Segment Open
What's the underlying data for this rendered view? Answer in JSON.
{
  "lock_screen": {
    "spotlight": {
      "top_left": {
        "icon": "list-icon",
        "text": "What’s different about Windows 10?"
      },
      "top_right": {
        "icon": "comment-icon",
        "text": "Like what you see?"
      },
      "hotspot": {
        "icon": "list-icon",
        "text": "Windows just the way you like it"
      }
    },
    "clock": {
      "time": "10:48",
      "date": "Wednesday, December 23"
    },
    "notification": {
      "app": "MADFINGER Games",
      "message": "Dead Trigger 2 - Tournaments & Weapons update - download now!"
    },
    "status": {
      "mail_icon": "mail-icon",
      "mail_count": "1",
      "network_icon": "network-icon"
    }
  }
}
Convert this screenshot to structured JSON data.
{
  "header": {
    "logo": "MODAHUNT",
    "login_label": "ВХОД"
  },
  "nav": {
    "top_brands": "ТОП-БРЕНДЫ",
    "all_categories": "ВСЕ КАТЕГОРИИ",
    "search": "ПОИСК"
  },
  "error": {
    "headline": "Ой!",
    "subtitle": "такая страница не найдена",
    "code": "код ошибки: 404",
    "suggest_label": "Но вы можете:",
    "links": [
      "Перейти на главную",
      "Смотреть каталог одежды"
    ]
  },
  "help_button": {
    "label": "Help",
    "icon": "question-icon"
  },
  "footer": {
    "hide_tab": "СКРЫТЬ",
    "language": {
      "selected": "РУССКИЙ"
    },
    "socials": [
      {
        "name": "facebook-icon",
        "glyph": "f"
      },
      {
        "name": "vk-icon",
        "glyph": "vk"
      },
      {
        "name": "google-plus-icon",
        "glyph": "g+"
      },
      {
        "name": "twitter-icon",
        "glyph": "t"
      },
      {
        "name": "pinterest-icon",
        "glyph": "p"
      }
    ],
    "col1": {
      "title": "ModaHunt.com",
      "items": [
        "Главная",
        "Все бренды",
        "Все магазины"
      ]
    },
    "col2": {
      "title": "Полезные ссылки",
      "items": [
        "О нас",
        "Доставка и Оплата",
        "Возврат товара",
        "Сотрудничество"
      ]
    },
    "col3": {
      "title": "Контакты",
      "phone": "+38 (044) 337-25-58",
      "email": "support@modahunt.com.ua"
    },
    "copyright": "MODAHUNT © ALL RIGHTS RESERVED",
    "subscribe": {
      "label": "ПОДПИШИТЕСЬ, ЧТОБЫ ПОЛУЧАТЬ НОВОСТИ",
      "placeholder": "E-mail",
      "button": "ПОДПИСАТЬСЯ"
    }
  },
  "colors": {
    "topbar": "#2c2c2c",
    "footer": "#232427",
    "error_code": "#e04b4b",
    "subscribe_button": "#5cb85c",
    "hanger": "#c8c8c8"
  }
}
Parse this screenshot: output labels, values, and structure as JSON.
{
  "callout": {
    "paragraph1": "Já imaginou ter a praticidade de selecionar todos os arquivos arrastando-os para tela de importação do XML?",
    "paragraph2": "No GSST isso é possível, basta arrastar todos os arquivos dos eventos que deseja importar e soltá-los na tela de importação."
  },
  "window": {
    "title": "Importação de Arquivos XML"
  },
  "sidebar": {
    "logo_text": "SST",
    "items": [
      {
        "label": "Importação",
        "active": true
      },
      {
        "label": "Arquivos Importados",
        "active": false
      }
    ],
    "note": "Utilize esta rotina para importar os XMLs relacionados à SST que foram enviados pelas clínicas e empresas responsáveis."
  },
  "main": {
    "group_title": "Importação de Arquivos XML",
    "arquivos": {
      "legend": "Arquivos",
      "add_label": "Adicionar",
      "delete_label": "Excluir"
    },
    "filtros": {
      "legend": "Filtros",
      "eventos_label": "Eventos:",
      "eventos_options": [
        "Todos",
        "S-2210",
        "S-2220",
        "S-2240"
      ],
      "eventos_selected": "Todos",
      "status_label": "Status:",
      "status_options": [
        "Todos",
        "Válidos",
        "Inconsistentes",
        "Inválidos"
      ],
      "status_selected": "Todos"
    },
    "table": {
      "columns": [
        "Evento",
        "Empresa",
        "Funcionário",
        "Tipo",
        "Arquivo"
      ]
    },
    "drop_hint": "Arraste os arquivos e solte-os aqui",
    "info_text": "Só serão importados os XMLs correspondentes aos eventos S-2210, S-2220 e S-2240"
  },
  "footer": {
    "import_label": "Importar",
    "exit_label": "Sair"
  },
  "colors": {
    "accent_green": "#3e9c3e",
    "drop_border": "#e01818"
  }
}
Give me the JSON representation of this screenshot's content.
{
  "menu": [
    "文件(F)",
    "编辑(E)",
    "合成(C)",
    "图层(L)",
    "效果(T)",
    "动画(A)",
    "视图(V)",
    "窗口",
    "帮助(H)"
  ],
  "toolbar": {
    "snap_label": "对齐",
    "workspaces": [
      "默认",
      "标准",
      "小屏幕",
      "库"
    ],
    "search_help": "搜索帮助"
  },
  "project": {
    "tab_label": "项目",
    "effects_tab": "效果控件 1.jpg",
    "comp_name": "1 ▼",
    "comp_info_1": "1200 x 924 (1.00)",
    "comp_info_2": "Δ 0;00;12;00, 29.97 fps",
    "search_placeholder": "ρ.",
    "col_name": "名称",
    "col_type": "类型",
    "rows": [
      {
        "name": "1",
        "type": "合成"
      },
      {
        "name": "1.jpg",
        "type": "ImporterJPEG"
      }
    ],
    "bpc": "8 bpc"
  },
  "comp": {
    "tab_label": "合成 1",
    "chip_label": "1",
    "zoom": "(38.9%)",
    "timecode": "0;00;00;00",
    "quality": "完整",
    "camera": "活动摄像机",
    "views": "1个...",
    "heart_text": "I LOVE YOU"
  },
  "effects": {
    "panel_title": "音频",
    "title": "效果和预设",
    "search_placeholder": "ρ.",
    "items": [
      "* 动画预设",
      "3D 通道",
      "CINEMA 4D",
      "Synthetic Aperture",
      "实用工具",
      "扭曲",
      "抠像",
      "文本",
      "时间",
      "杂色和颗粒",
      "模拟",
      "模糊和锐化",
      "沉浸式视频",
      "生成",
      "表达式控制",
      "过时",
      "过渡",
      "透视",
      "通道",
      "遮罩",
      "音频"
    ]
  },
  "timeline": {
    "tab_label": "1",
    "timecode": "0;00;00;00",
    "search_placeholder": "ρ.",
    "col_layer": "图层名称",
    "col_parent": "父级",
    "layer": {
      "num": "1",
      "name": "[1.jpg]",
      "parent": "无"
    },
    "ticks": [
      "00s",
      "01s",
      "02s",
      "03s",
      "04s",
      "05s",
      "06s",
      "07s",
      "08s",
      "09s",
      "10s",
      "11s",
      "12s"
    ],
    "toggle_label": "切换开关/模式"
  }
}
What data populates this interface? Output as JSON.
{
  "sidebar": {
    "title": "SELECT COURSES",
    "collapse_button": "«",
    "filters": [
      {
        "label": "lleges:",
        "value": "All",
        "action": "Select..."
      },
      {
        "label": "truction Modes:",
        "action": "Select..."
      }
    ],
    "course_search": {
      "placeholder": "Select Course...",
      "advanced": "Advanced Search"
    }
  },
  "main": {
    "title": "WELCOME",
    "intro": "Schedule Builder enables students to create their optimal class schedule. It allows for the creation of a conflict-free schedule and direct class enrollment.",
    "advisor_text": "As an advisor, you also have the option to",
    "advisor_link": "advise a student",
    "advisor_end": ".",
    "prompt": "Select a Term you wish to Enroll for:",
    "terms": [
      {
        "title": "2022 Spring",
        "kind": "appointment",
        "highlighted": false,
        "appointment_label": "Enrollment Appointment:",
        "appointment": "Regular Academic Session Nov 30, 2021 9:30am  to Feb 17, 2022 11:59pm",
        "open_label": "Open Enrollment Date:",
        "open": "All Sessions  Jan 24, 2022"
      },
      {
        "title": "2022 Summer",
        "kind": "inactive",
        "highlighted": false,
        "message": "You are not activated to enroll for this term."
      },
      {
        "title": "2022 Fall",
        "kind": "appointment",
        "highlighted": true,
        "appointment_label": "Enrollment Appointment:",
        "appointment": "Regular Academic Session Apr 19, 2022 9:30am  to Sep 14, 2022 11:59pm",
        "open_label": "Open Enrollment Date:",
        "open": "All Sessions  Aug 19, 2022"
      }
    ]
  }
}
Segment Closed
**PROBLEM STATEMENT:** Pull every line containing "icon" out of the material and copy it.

**ANSWER BOX:**
        "icon": "list-icon",
        "icon": "comment-icon",
        "icon": "list-icon",
      "mail_icon": "mail-icon",
      "network_icon": "network-icon"
    "icon": "question-icon"
        "name": "facebook-icon",
        "name": "vk-icon",
        "name": "google-plus-icon",
        "name": "twitter-icon",
        "name": "pinterest-icon",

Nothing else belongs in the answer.